Unlike many colleges and universities, Columbia encourages students to begin taking classes required for their major during their first semester of attendance. Students also take a 42-hour Liberal Arts & Sciences core to supplement their major’s courses.
“It was important we establish a strong liberal arts core, and we have done that,” Senior Vice President and Provost Stan Wearden told The Chronicle in an Oct. 26 article. “Now it is important to take that next step. It is a step that a lot of institutions are taking to rethink the core and make sure the core is sufficiently broad and covers the key aspects of being an educated adult.”
This semester, Columbia convened its Universal Learning Outcomes committee to deliver on the college’s Strategic Plan’s promise of a “21st century curriculum.” The committee was charged with identifying new learning outcomes and will complete its work on Dec. 15. These outcomes will be used by the Columbia Core committee to submit a proposal for a new core by May 27, 2016.
Many students are initially attracted to Columbia because the college encourages students to begin their major immediately, rather than enrolling in an abundance of general education courses. Prospective students are told Columbia is a creative oasis in the world of higher education. Any new learning outcomes to be implemented should keep Columbia’s character in mind while expanding educational opportunities for students. It is essential that a new core does not intrude upon allowing freshmen to take classes in their major.
“Columbia’s intent is to educate students who will communicate creatively and shape the public’s perceptions of issues and events and who will author the culture of their times,” the college’s website states.
Students should also be able to explore their major and interests through expanded general education offerings. Science courses such as “Physics of Musical Instruments” and “Science Film Seminar” allow students to satisfy an LAS requirement through classes that are relevant to their major studies. Offering more classes that tie a liberal arts education into a student’s specific interests will provide a more meaningful education.

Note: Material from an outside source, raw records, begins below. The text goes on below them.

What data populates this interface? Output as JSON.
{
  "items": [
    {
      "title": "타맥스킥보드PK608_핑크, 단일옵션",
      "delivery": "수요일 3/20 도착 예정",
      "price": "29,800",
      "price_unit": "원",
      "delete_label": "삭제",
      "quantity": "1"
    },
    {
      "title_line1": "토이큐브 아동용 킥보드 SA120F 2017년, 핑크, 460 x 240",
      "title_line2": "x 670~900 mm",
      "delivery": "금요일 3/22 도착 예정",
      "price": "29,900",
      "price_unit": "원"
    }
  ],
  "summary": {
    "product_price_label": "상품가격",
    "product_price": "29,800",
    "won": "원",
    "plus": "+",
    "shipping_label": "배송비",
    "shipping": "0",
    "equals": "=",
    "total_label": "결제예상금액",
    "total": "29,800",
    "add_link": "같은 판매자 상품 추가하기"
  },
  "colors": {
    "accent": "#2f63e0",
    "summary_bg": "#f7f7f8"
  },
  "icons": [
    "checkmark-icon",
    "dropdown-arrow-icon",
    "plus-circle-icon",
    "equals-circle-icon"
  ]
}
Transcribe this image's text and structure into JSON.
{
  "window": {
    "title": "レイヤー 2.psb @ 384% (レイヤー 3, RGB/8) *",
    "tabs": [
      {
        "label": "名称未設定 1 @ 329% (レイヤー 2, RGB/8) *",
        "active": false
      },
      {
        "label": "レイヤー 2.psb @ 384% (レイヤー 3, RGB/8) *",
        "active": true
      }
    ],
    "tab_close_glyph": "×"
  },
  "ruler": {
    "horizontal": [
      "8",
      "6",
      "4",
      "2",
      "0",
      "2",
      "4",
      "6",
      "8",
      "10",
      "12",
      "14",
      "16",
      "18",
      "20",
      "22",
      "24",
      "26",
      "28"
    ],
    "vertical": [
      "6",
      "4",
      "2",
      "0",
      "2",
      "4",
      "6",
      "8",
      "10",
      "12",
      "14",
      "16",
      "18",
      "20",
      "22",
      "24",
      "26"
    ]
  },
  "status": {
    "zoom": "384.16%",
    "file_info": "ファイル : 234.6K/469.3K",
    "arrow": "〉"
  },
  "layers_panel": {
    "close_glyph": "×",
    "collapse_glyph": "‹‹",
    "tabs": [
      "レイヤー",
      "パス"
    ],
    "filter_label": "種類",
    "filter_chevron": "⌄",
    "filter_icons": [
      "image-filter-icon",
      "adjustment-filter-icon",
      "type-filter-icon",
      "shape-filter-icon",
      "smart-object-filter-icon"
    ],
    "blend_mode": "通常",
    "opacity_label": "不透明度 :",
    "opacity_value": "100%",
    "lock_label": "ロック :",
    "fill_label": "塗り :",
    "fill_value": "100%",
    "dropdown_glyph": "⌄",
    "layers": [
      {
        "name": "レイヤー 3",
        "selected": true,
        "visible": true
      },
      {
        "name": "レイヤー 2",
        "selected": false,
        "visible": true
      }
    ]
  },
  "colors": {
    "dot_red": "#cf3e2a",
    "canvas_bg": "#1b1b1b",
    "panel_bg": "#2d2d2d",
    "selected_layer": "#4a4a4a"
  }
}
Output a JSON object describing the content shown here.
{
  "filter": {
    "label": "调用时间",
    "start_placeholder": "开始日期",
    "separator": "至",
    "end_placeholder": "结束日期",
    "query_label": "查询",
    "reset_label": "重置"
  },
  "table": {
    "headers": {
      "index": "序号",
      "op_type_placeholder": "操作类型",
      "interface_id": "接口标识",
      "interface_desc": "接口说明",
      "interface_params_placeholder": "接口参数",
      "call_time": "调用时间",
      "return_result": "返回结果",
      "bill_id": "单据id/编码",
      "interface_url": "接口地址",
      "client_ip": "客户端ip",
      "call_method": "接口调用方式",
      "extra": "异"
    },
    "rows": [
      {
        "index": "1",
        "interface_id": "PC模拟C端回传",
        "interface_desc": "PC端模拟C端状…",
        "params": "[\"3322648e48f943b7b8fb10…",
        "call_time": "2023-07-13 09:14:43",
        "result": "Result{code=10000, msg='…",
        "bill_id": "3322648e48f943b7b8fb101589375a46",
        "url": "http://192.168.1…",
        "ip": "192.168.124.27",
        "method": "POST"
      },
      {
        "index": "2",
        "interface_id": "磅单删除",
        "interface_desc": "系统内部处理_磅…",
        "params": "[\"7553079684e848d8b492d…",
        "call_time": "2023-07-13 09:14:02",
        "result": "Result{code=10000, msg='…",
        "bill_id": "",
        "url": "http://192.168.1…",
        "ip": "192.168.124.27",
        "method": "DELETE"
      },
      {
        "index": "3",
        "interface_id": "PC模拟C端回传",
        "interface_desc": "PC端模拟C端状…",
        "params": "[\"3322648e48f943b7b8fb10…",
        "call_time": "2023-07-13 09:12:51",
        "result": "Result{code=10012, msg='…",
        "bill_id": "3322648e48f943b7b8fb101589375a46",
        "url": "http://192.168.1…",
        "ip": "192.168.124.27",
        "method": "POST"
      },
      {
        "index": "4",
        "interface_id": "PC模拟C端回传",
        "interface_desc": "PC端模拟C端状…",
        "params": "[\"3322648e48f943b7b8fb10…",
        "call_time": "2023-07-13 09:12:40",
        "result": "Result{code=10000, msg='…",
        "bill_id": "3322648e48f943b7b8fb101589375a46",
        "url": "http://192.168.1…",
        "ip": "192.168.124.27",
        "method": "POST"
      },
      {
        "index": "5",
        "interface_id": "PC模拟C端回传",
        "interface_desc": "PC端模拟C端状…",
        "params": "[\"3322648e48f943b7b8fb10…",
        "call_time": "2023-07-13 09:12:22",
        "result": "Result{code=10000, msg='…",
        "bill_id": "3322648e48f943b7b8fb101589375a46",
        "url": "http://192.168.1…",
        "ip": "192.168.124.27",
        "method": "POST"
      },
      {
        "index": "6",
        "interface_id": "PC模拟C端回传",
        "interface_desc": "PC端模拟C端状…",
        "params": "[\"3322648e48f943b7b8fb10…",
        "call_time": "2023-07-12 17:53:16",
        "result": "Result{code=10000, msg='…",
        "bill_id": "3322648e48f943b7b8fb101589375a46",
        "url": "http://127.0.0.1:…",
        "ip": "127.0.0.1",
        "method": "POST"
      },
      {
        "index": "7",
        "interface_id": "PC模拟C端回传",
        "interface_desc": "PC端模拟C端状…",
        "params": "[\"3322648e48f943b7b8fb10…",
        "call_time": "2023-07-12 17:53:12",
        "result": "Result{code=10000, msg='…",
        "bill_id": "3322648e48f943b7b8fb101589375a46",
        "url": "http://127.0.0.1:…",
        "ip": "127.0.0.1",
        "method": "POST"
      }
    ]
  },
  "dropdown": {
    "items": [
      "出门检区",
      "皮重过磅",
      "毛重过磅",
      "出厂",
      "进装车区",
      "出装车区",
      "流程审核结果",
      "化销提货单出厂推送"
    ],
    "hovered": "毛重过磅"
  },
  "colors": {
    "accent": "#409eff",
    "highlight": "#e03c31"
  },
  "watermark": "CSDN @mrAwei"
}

Opportunities for business and entrepreneurial education are also one of the most crucial ways to ensure student success after graduation. The focus group conducted in early November by the college revealed the importance of equipping students with professional demeanor and knowledge. The college’s LAS core currently requires an Oral Communication credit to prepare students with basic public speaking and presentation skills. Offering a similar class to teach students business essentials is just as important.
In addition, using modern technology and techniques should be a norm in all classes as should an appreciation of diversity and the chance to employ critical and creative thinking.
Creating a Columbia core to make the college more competitive with other colleges and universities is a worthy goal. Tailoring general education course offerings to be relevant to students’ careers, and implementing courses and modules that allow students to learn more about the world around them is necessary to realize it.